* _YOUR OBJECTIVE_
Scan the material below, then work out how many of its lines contain the word "data"; reply with that number only.

* _INFORMATION SUPPLIED_
***
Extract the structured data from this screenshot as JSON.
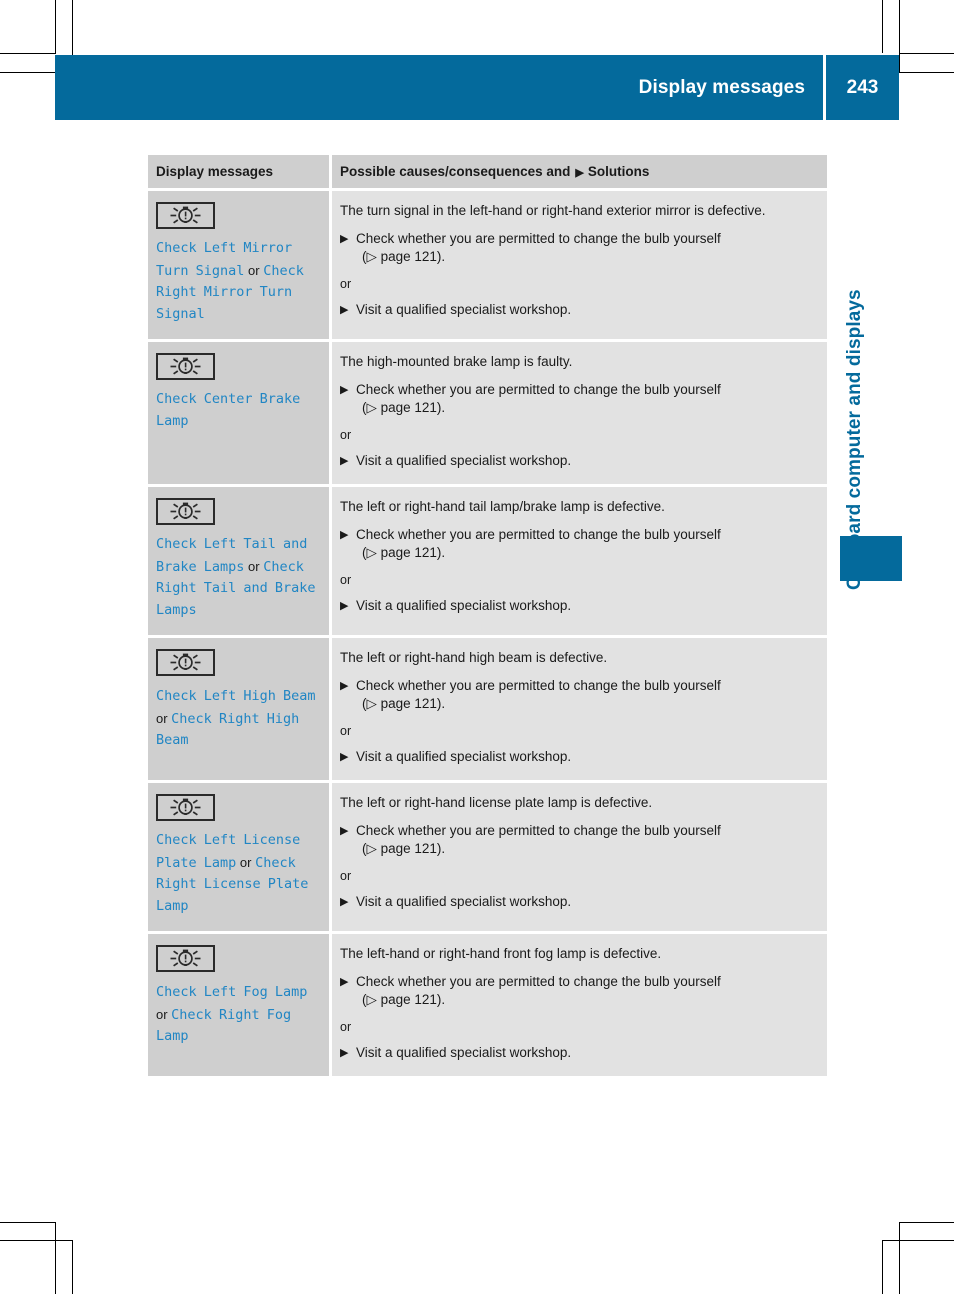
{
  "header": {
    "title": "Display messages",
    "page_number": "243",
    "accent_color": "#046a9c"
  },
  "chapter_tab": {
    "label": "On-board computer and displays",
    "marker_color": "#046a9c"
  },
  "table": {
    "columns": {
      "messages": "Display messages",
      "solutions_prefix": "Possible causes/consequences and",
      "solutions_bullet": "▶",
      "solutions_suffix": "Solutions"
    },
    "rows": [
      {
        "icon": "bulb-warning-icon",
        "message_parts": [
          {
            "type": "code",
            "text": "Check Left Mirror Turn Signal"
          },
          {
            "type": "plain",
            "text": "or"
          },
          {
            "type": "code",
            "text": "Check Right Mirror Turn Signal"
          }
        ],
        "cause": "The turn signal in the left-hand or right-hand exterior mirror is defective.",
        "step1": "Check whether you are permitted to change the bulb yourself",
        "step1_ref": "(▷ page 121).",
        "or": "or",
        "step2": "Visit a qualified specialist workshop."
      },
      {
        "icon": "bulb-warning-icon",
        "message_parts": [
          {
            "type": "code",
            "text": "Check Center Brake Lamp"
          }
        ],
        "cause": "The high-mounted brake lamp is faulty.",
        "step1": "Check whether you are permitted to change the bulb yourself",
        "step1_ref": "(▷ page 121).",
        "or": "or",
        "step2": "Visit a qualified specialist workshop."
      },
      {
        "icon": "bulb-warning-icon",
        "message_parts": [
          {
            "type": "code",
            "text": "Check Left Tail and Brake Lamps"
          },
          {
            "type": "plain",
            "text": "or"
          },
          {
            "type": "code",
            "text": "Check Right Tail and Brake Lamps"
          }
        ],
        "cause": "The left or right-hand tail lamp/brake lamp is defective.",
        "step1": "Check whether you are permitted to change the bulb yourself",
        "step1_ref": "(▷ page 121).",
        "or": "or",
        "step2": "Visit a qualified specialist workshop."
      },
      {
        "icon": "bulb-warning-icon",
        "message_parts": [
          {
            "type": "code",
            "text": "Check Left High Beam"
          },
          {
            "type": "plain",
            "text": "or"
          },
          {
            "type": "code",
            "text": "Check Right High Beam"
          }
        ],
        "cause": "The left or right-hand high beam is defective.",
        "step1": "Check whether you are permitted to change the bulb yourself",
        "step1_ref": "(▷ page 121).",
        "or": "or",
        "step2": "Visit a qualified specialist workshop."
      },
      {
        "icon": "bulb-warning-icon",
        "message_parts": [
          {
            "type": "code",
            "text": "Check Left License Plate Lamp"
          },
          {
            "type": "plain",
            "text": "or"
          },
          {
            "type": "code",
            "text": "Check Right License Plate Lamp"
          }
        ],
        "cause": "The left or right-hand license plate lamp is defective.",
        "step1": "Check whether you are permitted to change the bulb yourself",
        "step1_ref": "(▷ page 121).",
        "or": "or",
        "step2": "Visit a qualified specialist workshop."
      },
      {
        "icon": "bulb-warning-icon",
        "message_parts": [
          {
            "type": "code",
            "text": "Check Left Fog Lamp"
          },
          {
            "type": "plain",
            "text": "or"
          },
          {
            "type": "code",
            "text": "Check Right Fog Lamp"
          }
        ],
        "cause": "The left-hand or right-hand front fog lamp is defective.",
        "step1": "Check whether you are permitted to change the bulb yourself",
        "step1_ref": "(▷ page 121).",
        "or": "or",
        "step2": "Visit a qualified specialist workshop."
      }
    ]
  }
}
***
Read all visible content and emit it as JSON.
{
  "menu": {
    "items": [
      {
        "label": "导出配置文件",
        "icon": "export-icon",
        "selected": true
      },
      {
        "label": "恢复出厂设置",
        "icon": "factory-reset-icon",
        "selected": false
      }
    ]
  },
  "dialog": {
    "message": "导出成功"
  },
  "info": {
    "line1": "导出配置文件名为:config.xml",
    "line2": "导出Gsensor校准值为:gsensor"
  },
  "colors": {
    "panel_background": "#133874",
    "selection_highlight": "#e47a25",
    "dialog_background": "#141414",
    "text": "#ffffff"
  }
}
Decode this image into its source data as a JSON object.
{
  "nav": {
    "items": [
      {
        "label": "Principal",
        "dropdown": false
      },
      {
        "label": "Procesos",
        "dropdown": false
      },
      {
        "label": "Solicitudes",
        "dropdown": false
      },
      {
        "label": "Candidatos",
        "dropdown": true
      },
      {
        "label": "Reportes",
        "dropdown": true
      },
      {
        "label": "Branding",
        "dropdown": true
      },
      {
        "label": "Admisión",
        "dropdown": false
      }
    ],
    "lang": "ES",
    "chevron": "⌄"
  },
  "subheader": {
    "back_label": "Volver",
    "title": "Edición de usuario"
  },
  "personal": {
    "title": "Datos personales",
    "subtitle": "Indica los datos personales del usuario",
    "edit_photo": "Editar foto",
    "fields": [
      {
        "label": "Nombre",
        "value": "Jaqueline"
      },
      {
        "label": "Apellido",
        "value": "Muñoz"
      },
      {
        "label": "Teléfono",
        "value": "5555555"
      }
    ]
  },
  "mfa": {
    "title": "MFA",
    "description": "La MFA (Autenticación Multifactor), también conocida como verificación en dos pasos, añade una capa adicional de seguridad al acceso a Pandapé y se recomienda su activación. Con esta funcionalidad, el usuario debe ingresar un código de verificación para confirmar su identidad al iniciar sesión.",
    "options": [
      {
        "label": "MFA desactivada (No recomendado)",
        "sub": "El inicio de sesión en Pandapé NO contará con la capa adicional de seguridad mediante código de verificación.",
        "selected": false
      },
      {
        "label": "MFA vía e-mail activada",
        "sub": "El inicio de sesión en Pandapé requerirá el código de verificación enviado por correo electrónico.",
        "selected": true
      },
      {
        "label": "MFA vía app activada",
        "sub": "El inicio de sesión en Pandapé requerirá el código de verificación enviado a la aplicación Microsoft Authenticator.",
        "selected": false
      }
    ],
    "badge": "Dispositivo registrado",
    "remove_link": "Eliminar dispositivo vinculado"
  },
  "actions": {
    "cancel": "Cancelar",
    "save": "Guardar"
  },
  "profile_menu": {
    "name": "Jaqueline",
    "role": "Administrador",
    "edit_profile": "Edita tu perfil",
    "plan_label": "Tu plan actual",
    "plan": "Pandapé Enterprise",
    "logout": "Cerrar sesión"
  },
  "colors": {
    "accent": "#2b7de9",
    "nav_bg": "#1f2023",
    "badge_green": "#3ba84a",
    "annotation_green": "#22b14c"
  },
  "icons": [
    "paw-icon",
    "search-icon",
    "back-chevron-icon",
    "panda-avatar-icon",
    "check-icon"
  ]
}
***
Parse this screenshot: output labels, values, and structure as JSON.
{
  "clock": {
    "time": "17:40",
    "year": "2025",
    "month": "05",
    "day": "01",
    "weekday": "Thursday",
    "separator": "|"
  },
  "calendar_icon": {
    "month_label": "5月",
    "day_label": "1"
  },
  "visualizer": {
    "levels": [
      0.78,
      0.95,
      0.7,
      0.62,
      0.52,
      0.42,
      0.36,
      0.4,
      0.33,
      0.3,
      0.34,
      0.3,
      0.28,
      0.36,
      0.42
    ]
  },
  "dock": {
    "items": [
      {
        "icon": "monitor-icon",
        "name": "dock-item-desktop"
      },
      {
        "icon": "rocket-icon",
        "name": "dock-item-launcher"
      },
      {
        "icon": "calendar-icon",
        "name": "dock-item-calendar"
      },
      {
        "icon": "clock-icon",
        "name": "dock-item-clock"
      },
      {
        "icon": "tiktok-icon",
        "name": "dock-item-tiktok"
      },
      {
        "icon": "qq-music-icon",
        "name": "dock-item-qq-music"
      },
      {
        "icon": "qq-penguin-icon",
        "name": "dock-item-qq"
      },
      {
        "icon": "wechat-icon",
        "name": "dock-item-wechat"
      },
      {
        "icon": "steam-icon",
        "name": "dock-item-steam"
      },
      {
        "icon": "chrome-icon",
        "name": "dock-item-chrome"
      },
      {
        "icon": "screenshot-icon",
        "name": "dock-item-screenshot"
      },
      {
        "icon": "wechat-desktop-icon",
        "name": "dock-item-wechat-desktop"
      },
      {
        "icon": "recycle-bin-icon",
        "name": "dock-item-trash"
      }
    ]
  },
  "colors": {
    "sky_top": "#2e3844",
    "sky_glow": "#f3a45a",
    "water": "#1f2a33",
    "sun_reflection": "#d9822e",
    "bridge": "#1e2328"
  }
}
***
* _ANSWER FOR THE TASK_
2